Derbent as Russia’s Oldest City? Think Again, Moscow Says
Not so many years ago, Derbent buzzed with plans to celebrate its 5,000th anniversary, envisioning the day when it would claim the title of “Russia’s oldest city.”
Not so fast, came the response from Moscow. Like a plastic surgeon with a supernatural touch, the central government peeled away centuries. Out went the plans to commemorate 5,000 years, in came a grand fete to mark the city’s 2,000th birthday.
The mix of Muslims, Christians and Jews who live here along the Caspian Sea reacted collectively with a baffled “What?!” and continued to cherish the older date.
“Throughout the Soviet period they said it was 5,000 years old, and then suddenly they changed it,” groused Alex Abdulfez, a young tour guide at the ancient fortress called Naryn-Kala, which dominates the town. “I don’t recognize any other date.
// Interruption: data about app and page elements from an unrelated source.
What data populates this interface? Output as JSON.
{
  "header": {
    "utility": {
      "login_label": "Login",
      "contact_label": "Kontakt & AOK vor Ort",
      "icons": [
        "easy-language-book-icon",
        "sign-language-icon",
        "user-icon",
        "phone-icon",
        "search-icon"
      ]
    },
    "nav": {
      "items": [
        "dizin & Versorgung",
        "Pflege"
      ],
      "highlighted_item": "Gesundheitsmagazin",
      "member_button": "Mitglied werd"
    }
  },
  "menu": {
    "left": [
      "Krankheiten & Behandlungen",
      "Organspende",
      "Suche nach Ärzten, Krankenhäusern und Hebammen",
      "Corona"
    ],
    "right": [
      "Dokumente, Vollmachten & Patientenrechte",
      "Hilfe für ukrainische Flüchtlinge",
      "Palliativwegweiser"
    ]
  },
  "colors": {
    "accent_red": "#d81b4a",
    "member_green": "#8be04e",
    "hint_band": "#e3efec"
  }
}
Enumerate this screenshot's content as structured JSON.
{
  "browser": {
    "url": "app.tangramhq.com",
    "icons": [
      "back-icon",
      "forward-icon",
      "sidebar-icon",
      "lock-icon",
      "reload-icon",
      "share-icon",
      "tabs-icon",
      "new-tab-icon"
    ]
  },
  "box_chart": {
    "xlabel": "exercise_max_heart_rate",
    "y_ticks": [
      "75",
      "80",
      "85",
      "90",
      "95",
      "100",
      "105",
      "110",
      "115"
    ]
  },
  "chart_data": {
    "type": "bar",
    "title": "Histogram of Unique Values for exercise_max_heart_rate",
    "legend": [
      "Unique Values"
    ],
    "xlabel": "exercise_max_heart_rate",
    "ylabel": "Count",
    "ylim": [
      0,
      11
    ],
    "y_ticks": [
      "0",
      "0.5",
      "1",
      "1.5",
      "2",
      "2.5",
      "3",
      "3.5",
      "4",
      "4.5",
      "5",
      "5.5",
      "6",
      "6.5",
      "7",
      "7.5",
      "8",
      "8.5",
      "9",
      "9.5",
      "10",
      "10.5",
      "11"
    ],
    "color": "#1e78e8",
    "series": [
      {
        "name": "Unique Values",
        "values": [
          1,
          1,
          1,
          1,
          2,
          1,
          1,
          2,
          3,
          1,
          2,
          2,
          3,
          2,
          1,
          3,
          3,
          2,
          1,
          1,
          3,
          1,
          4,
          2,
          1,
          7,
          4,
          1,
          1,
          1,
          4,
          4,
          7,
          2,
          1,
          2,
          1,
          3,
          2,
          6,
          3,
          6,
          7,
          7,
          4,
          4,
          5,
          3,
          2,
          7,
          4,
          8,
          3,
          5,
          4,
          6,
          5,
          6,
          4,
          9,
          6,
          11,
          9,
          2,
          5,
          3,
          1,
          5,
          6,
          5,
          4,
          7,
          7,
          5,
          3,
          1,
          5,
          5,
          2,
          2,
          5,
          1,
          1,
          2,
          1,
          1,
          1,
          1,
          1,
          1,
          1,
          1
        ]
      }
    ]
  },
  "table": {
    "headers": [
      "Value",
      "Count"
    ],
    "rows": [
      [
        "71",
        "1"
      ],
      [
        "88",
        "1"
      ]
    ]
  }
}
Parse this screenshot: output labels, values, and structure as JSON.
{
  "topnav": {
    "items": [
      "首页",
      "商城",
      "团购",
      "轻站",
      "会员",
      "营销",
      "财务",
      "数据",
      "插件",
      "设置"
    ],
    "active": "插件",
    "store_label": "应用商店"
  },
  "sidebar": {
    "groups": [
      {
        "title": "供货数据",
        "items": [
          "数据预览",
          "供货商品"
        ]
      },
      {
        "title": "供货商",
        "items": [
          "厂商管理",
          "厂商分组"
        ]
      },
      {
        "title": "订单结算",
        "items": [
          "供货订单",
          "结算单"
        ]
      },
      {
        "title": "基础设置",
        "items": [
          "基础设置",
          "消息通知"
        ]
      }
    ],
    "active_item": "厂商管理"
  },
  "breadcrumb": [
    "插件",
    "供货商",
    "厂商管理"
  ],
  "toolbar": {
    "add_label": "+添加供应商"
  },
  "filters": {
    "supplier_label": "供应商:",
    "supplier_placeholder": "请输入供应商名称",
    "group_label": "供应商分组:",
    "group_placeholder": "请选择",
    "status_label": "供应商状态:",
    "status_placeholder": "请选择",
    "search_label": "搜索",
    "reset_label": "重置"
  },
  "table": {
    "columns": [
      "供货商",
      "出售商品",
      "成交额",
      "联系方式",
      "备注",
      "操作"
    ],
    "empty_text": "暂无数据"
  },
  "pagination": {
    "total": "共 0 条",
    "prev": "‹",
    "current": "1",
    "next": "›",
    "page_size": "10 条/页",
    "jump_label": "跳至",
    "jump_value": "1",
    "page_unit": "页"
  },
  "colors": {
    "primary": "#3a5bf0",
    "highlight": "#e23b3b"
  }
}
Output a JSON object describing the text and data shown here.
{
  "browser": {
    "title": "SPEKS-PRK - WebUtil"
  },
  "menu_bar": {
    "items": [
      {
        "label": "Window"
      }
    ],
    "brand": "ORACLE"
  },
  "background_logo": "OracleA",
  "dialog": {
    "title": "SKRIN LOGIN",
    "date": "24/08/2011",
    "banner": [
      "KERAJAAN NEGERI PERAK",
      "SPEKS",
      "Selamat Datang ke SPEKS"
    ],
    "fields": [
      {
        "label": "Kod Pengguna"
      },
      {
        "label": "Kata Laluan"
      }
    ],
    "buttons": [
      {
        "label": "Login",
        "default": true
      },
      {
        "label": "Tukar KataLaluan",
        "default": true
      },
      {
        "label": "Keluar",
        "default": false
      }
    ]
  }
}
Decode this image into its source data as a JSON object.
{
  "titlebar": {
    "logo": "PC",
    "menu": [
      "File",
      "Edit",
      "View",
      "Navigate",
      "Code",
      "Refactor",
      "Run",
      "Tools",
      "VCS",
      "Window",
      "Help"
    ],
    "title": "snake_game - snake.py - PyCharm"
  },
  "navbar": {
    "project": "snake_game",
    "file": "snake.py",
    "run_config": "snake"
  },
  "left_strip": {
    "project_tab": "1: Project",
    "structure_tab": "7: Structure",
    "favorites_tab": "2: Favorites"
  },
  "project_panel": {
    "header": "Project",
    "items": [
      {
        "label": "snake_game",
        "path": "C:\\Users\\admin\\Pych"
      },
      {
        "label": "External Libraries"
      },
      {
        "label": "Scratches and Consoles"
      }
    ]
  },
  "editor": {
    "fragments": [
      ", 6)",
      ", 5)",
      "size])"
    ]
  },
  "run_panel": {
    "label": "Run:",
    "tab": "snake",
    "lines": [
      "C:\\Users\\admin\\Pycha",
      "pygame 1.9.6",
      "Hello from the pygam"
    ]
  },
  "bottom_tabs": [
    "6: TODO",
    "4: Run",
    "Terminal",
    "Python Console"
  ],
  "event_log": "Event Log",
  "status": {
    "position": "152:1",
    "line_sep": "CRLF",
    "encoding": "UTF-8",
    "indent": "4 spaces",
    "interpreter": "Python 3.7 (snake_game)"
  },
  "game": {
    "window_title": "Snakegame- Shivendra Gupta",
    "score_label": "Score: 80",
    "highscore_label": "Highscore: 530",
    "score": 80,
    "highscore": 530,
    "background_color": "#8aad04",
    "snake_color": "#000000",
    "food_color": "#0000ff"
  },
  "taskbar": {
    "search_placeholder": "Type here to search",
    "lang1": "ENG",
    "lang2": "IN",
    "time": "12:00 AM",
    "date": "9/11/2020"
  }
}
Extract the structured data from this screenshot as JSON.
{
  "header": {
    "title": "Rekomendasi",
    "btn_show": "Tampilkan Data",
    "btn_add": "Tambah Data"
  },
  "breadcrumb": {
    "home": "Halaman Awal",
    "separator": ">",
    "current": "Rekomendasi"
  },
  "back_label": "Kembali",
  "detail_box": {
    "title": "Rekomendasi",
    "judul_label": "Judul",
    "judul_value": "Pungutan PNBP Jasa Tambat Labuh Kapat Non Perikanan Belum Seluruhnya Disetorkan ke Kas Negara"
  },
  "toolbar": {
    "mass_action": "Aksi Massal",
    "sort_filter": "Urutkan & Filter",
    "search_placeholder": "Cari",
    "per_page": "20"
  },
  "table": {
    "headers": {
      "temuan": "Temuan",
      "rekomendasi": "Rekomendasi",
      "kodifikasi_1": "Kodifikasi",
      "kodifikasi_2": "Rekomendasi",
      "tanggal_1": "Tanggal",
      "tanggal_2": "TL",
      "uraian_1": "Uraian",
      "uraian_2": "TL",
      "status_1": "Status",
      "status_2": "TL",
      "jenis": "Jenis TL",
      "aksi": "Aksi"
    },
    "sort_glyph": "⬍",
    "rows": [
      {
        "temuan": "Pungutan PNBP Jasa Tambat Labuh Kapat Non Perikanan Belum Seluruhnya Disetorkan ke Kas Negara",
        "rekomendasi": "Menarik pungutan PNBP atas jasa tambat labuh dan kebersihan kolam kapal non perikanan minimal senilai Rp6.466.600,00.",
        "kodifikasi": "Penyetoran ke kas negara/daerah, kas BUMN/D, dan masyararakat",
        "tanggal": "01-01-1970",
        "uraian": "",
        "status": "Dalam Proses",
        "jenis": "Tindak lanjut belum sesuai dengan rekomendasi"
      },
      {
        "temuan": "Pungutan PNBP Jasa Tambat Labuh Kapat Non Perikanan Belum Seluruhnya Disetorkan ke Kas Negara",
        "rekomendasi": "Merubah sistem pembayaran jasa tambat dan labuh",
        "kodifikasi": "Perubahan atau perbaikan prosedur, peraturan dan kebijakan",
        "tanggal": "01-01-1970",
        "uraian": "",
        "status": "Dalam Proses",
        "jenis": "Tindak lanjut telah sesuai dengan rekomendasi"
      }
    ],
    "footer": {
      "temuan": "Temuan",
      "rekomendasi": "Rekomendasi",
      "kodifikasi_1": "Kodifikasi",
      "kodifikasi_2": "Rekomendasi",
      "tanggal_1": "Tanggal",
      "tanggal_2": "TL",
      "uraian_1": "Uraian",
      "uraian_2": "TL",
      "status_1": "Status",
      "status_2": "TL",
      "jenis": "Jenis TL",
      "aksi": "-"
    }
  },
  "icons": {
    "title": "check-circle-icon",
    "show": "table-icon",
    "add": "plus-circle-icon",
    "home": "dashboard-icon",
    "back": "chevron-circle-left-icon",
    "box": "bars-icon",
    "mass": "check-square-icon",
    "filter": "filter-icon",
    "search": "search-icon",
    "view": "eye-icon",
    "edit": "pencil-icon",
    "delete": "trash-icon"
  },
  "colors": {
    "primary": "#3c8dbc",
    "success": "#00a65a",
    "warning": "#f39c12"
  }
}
I don’t accept it; nobody does. Everybody in Derbent says it’s 5,000 years old.”